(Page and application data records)
--------------------------------

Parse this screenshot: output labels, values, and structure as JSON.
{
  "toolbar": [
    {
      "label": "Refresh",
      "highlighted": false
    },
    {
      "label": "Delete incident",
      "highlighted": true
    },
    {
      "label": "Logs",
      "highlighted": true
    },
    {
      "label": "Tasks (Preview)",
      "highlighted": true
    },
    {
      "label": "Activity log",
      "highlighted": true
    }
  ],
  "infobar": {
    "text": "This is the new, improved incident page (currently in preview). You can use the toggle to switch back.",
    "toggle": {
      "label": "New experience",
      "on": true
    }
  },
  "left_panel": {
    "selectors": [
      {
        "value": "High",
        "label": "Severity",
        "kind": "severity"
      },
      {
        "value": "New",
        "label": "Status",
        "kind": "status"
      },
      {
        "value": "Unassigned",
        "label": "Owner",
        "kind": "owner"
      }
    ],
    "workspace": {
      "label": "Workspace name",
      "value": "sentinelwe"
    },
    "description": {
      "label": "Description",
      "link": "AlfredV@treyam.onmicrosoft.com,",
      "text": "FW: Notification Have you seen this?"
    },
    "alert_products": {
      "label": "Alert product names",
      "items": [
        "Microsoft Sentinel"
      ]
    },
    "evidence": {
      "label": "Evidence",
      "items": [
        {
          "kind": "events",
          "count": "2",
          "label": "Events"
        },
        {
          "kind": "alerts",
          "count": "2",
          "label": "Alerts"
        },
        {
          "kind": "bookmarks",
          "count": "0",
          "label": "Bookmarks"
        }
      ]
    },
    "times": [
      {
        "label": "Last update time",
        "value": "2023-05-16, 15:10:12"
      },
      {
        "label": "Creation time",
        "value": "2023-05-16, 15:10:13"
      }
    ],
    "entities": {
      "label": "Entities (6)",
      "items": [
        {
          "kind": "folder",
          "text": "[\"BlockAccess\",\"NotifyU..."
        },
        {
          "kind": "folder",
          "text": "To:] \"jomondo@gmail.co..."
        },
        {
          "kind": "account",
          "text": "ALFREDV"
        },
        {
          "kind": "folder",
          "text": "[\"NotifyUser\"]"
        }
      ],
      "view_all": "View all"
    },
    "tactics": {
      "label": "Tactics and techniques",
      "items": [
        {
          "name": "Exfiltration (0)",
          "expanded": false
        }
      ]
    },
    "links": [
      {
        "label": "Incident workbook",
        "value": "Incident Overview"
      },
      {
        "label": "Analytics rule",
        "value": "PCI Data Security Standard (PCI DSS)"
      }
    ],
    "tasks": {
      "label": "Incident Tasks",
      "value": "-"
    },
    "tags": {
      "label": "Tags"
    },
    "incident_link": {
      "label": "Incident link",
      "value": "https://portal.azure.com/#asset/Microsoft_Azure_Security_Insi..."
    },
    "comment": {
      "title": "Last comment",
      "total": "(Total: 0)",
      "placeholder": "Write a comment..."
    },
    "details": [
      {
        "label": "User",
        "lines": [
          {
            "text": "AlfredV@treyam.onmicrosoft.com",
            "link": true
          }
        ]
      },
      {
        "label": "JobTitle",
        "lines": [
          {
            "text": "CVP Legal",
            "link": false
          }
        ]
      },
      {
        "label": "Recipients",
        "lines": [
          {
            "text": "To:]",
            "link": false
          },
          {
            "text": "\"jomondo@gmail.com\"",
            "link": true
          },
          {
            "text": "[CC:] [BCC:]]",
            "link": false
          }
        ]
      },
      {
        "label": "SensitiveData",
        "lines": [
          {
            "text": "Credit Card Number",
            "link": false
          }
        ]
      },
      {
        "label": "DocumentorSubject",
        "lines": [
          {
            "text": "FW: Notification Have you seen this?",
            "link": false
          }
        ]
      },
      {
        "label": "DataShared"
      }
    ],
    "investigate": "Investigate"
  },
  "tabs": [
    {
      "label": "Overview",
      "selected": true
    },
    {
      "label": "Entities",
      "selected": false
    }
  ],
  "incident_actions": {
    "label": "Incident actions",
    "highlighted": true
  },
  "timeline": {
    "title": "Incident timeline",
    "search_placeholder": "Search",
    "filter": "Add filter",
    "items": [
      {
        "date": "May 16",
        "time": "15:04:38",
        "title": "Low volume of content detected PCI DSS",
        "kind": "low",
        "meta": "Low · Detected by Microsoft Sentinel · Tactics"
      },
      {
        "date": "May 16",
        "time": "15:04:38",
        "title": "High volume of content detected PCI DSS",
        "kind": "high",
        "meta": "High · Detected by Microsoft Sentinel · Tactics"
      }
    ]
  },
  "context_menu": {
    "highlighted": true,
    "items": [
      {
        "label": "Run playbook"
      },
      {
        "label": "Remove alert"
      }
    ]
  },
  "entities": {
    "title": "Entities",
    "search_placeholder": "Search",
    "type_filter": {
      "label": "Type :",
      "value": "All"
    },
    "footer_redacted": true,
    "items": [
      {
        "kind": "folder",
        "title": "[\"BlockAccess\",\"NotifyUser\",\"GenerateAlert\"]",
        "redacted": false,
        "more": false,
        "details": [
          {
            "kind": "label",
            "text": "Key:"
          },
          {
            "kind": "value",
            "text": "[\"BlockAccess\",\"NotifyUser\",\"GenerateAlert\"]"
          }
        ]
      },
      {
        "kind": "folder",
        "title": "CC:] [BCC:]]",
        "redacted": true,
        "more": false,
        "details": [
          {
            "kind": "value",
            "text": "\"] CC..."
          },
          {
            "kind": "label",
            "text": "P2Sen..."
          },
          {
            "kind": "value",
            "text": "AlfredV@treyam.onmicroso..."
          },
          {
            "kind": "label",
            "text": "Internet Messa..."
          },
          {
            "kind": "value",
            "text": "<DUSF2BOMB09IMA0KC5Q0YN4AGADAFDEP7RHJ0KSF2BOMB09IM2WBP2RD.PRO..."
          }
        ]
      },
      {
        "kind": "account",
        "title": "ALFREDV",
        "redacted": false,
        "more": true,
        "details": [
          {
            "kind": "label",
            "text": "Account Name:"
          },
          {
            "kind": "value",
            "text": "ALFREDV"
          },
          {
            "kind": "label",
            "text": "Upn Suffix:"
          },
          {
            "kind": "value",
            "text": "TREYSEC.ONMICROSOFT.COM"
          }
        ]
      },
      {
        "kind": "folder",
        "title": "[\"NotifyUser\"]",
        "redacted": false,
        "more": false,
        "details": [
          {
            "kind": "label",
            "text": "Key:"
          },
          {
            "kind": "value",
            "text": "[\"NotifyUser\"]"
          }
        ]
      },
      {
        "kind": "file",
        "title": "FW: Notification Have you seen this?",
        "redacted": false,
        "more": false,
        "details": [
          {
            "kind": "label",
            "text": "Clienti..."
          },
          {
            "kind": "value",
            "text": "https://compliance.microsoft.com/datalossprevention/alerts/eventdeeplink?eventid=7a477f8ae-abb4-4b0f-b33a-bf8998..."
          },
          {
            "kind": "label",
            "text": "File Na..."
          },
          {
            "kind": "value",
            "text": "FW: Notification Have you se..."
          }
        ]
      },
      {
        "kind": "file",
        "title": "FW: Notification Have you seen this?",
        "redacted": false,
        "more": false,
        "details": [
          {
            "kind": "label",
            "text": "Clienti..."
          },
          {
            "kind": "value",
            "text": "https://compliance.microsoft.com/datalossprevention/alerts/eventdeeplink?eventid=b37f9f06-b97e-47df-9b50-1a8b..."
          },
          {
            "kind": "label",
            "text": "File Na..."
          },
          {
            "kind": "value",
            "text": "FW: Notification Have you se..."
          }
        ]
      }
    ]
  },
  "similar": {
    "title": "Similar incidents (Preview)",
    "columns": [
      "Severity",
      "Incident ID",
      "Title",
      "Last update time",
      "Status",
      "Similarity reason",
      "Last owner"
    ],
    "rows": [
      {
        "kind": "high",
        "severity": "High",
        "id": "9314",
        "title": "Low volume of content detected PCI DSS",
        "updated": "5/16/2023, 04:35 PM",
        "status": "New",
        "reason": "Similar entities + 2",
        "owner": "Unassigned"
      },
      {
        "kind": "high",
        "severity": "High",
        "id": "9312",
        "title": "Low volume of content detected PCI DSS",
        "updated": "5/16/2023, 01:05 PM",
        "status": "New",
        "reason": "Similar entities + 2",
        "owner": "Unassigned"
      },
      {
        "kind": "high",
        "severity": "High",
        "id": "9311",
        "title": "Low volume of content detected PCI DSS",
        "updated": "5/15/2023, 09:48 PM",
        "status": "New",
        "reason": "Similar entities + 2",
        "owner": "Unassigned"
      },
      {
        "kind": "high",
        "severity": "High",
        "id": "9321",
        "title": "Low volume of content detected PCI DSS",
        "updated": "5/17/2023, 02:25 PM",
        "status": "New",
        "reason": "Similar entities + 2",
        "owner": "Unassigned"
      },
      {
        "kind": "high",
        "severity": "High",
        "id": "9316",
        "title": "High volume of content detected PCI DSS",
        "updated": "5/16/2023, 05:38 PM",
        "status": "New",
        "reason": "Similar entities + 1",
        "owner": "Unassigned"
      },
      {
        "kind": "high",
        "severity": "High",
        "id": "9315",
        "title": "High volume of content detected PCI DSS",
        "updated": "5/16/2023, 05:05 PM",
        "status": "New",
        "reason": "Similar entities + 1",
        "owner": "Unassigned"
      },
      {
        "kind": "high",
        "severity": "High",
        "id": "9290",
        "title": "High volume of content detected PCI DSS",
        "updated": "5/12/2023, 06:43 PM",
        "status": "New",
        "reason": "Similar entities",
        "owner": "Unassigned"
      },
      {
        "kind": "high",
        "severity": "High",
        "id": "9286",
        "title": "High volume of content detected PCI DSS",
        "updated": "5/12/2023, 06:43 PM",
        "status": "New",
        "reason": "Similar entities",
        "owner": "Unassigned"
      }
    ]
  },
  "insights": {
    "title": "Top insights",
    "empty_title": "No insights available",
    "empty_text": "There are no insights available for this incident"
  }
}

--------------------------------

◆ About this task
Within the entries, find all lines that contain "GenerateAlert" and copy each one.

◆ Solution to this task
        "title": "[\"BlockAccess\",\"NotifyUser\",\"GenerateAlert\"]",
            "text": "[\"BlockAccess\",\"NotifyUser\",\"GenerateAlert\"]"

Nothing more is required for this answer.